1. Ernest Hemingway on crutches while recovering in Milan, Italy, September 1918. Ernest Hemingway Photograph Collection. John F. Kennedy Presidential Library and Museum.
2. Hemingway’s 1923 passport (detail), 1923. Ernest Hemingway Photograph Collection. John F. Kennedy Presidential Library and Museum.
3. Hemingway in Switzerland with his first wife, Hadley Richardson, 1922. Ernest Hemingway Photograph Collection. John F. Kennedy Presidential Library and Museum.
4. Portrait of Hemingway in his Red Cross uniform, January 1919. Ermeni Studio, Milan.

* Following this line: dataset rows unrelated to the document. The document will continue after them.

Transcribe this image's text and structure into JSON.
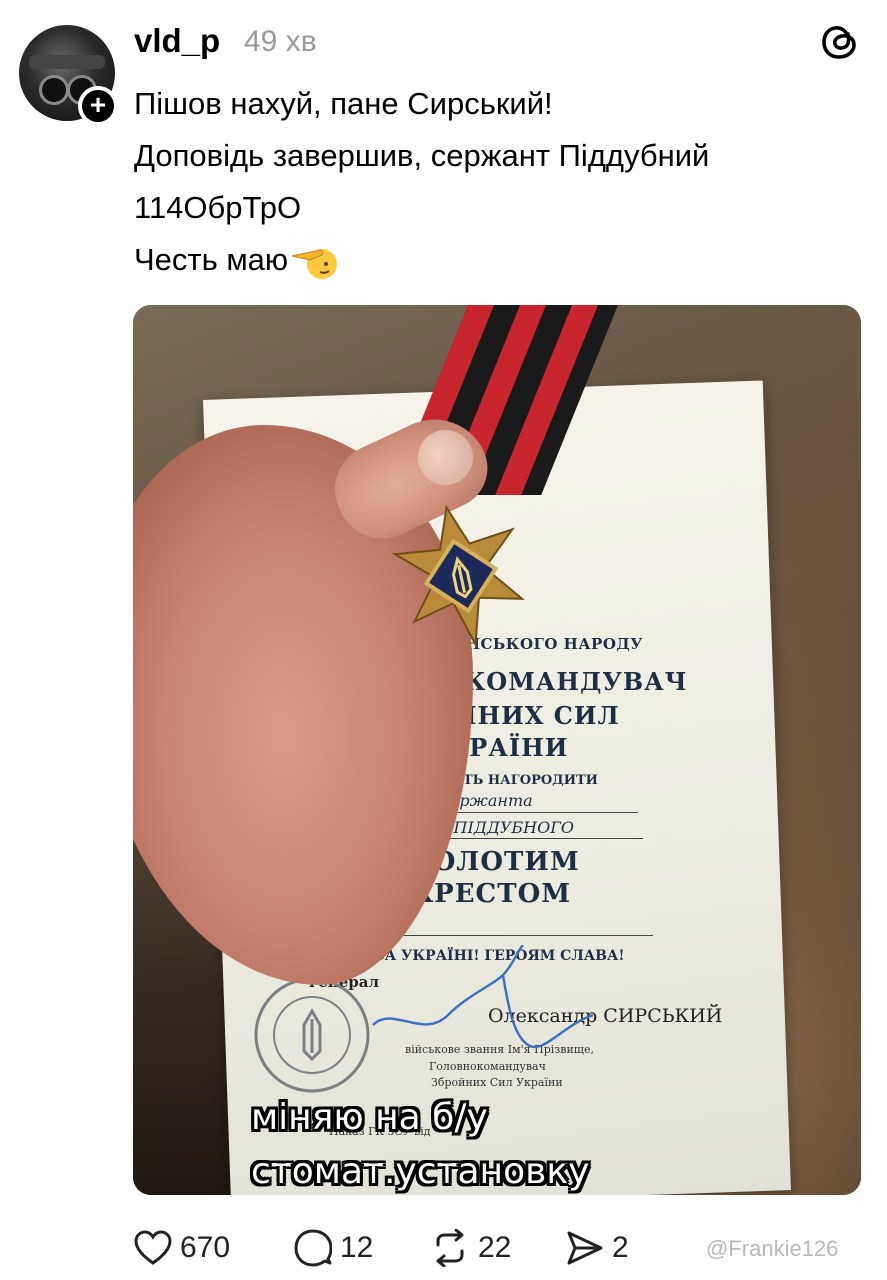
{
  "post": {
    "username": "vld_p",
    "time_ago": "49 хв",
    "follow_symbol": "+",
    "text_lines": [
      "Пішов нахуй, пане Сирський!",
      "Доповідь завершив, сержант Піддубний",
      "114ОбрТрО",
      "Честь маю"
    ],
    "emoji": "saluting-face"
  },
  "image": {
    "description_icon": "photo",
    "document_lines": [
      "ІМЕНЕМ УКРАЇНСЬКОГО НАРОДУ",
      "ГОЛОВНОКОМАНДУВАЧ",
      "ЗБРОЙНИХ СИЛ",
      "УКРАЇНИ",
      "МАЄ ЧЕСТЬ НАГОРОДИТИ",
      "сержанта",
      "Владислава ПІДДУБНОГО",
      "ЗОЛОТИМ",
      "ХРЕСТОМ",
      "СЛАВА УКРАЇНІ! ГЕРОЯМ СЛАВА!",
      "генерал",
      "Олександр СИРСЬКИЙ",
      "військове звання Ім'я Прізвище,",
      "Головнокомандувач",
      "Збройних Сил України",
      "Наказ ГК ЗСУ від"
    ],
    "caption_lines": [
      "міняю на б/у",
      "стомат.установку"
    ]
  },
  "actions": {
    "likes": "670",
    "replies": "12",
    "reposts": "22",
    "shares": "2"
  },
  "watermark": "@Frankie126",
  "colors": {
    "text": "#000000",
    "muted": "#9a9a9a",
    "ribbon_red": "#c8252c",
    "document_ink": "#1d2f45"
  }
}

Ernest Hemingway Photograph Collection. John F. Kennedy Presidential Library and Museum.
5. Three Stories & Ten Poems, [Paris]: Contact Publishing Co., 1923, The Carter Burden Collection of American Literature, The Morgan Library & Museum, Photography by Graham S. Haber, 2014.
6. The Sun Also Rises, New York: Charles Scribner’s Sons, 1926, The Carter Burden Collection of American Literature, The Morgan Library & Museum, Photography by Graham S. Haber, 2014.
7. First page of autograph manuscript of A Farewell to Arms, New York: Charles Scribner’s Sons, 1929. Reprinted with the permission of Simon & Schuster, Inc. Copyright © 1929 by Charles Scribner’s Sons. Copyright renewed ©1957 by Ernest Hemingway. All rights reserved.
8. Hemingway with his third wife, Martha Gellhorn, 1941. Allan Campbell. Ernest Hemingway Photograph Collection. John F. Kennedy Presidential Library and Museum.
9. Ernest Hemingway stepping out of a canoe, Sun Valley, Idaho, October 1941. Photograph by Robert Capa. Ernest Hemingway Photograph Collection, John F. Kennedy Presidential Library. ©International Center of Photography/Magnum Photos.
10. F. Scott (Francis Scott) Fitzgerald (1896–1940), Autograph letter to Ernest Hemingway, signed, On Board the S.S. Conte Biancamano, [10–23 December 1926]. The Ernest Hemingway Collection / Kennedy Presidential Library. By permission of Harold Ober Associates Incorporated on behalf of the Fitzgerald Trust.